Graphic of a thumbtack. Tip: If your employer offers a matching contribution in its 401(k) plan, aim to set aside enough to get that match. “The company can help to grow your nest egg, and that free money can flow from them to you,” Winston says.

Let’s say you find ways to save as little as $25 a week. When contributing to a 401(k) plan for 20 years at a 6% rate of return, that amount could grow to more than $49,000.1

Now imagine if you could set aside even more.

Next steps

  • If you have a retirement account from your employer with services by Principal, log in to review your current contribution amounts, beneficiaries, and more.
  • Questions about your IRA—how to add money or make changes? Visit our Help with IRAs page.

1 The assumed rate of return in this example is hypothetical and does not guarantee any future returns nor represent the returns of any particular investment. Amounts shown do not reflect the impact of taxes on pre-tax distributions. Individual taxpayer circumstances may vary. This is for illustrative purposes only.

Principal® does not make available products related to Health Savings Accounts.

The subject matter in this communication is educational only and provided with the understanding that Principal® is not rendering legal, accounting, investment advice or tax advice. You should consult with appropriate counsel, financial professional, or other advisors on all matters pertaining to legal, tax, investment or accounting obligations and requirements.

Increasing your contribution does not guarantee you put yourself in a better spot.
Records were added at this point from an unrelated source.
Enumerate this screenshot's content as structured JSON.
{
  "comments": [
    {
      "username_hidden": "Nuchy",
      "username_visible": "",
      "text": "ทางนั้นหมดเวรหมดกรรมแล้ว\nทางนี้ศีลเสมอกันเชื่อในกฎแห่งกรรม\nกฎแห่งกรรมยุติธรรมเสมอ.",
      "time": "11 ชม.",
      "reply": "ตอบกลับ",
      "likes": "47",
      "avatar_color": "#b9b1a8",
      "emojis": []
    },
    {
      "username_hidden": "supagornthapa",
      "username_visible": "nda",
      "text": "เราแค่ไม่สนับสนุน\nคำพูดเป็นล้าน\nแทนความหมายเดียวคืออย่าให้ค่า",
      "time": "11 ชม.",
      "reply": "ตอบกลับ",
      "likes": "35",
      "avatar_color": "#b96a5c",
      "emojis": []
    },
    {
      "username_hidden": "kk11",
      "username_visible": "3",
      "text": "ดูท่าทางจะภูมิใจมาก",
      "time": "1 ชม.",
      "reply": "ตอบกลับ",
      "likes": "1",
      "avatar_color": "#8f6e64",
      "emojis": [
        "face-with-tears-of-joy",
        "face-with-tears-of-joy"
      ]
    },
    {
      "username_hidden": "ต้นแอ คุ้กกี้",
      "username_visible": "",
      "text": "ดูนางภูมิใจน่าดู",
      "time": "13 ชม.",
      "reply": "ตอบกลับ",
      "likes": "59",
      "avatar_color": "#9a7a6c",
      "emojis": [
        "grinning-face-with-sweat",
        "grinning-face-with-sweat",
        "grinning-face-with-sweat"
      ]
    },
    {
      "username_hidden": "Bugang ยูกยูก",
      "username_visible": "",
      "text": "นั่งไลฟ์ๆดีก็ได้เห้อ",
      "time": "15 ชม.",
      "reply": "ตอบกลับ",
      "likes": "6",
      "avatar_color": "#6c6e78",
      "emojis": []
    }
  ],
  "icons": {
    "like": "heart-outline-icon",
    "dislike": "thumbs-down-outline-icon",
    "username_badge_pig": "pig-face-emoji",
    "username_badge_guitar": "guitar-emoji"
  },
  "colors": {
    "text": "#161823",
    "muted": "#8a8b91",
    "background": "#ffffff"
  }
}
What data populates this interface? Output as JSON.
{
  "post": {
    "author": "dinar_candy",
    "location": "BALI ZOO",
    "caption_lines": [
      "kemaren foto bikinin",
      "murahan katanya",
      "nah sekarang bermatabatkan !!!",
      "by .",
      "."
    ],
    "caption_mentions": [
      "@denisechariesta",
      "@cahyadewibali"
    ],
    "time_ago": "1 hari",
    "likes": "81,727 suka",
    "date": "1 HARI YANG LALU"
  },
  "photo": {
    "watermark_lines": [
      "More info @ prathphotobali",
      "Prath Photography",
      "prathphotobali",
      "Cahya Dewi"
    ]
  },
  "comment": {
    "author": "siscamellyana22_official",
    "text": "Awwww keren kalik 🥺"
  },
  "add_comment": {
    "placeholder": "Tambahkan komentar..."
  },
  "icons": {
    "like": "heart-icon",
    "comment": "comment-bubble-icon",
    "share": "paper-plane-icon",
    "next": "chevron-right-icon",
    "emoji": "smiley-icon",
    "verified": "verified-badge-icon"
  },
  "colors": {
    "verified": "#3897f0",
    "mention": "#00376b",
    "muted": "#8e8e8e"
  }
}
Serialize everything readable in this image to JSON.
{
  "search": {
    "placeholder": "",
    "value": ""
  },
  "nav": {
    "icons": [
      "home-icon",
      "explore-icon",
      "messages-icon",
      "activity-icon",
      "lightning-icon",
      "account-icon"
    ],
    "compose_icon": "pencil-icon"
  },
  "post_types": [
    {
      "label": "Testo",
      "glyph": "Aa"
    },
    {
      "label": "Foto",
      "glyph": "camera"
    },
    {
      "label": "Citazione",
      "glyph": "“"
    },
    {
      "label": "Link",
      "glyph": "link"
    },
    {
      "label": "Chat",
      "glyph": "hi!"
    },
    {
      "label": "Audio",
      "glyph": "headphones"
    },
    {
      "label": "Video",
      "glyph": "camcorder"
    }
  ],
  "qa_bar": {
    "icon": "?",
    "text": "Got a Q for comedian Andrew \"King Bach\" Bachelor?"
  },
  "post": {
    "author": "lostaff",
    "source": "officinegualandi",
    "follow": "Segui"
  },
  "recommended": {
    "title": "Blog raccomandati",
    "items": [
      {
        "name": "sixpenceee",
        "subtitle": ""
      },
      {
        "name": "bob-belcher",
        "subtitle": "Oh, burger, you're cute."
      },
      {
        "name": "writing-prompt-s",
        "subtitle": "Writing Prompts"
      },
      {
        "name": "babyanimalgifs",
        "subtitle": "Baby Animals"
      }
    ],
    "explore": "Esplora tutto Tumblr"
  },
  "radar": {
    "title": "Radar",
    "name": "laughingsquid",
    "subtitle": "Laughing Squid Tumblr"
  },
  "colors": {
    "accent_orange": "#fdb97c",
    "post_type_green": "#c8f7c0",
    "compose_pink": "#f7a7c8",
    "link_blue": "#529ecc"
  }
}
Investing involves risk, including possible loss of principal.

Insurance products and plan administrative services provided through Principal Life Insurance Co. Securities offered through Principal Securities, Inc., 800-547-7754, member SIPC and/or independent broker-dealers. Principal Life, and Principal Securities are members of the Principal Financial Group®, Des Moines, Iowa 50392.